Component data from apps and pages
————————
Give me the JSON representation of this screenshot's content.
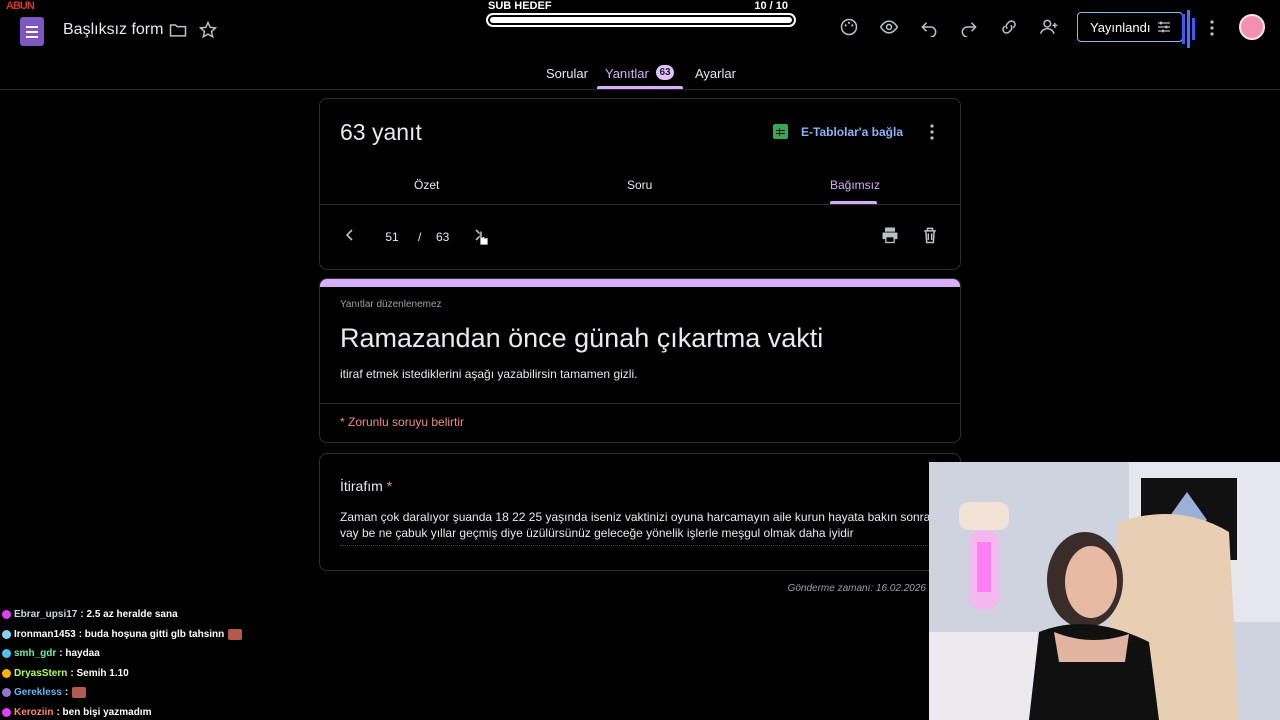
{
  "header": {
    "brand_mark": "ABUN",
    "form_title": "Başlıksız form",
    "publish_label": "Yayınlandı"
  },
  "stream": {
    "subgoal_label": "SUB HEDEF",
    "subgoal_count": "10  / 10",
    "subgoal_progress": 1.0
  },
  "tabs": {
    "questions": "Sorular",
    "responses": "Yanıtlar",
    "responses_badge": "63",
    "settings": "Ayarlar"
  },
  "summary_card": {
    "response_count": "63 yanıt",
    "sheets_link": "E-Tablolar'a bağla",
    "sub_tabs": [
      "Özet",
      "Soru",
      "Bağımsız"
    ],
    "active_sub_tab": "Bağımsız",
    "pager": {
      "current": "51",
      "separator": "/",
      "total": "63"
    }
  },
  "form_card": {
    "notice": "Yanıtlar düzenlenemez",
    "title": "Ramazandan önce günah çıkartma vakti",
    "description": "itiraf etmek istediklerini aşağı yazabilirsin tamamen gizli.",
    "required_note": "* Zorunlu soruyu belirtir"
  },
  "question_card": {
    "question": "İtirafım",
    "required_star": "*",
    "answer": "Zaman çok daralıyor  şuanda 18 22 25 yaşında iseniz vaktinizi oyuna harcamayın aile kurun hayata bakın sonra vay be ne çabuk yıllar geçmiş diye üzülürsünüz  geleceğe yönelik işlerle meşgul olmak daha iyidir"
  },
  "submitted_at": "Gönderme zamanı: 16.02.2026",
  "chat": [
    {
      "user": "Ebrar_upsi17",
      "message": ": 2.5 az heralde sana",
      "color": "#cfd8dc",
      "badge": "#e040fb",
      "emote": false
    },
    {
      "user": "Ironman1453",
      "message": ": buda hoşuna gitti glb tahsinn",
      "color": "#ffffff",
      "badge": "#81d4fa",
      "emote": true
    },
    {
      "user": "smh_gdr",
      "message": ": haydaa",
      "color": "#69f0ae",
      "badge": "#4fc3f7",
      "emote": false
    },
    {
      "user": "DryasStern",
      "message": ": Semih 1.10",
      "color": "#b2ff59",
      "badge": "#ffb300",
      "emote": false
    },
    {
      "user": "Gerekless",
      "message": ":",
      "color": "#64b5f6",
      "badge": "#9575cd",
      "emote": true
    },
    {
      "user": "Keroziin",
      "message": ": ben bişi yazmadım",
      "color": "#ff8a65",
      "badge": "#e040fb",
      "emote": false
    }
  ]
}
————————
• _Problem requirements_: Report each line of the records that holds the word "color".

• _Your solution_:
      "color": "#cfd8dc",
      "color": "#ffffff",
      "color": "#69f0ae",
      "color": "#b2ff59",
      "color": "#64b5f6",
      "color": "#ff8a65",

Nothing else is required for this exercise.